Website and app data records
════
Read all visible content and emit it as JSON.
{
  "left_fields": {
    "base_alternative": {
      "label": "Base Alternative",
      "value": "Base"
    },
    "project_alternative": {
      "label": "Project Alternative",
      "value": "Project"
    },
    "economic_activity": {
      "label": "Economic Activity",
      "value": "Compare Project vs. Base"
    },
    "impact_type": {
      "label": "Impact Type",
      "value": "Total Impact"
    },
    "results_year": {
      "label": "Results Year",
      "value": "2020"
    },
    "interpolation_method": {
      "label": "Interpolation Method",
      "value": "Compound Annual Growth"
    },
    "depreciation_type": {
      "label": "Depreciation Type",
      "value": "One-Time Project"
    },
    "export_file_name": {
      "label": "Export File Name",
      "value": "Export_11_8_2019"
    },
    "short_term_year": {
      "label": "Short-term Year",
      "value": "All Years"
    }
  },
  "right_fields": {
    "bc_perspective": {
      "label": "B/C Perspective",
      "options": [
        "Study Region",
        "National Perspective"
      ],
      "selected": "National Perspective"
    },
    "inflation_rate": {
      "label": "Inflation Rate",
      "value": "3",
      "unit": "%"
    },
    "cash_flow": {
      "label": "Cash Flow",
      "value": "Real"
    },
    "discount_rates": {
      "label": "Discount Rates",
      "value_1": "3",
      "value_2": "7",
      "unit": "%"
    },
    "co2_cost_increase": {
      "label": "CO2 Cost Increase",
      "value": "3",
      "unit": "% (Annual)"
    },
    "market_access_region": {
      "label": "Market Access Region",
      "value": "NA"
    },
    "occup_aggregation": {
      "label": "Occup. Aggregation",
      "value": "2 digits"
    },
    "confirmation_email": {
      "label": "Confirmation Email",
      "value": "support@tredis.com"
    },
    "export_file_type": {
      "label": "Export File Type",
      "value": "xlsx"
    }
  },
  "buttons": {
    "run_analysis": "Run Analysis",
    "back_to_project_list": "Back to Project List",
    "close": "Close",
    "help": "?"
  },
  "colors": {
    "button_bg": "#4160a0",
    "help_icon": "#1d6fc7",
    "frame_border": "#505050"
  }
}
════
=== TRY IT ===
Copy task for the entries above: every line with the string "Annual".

=== OUTPUT ===
      "value": "Compound Annual Growth"
      "unit": "% (Annual)"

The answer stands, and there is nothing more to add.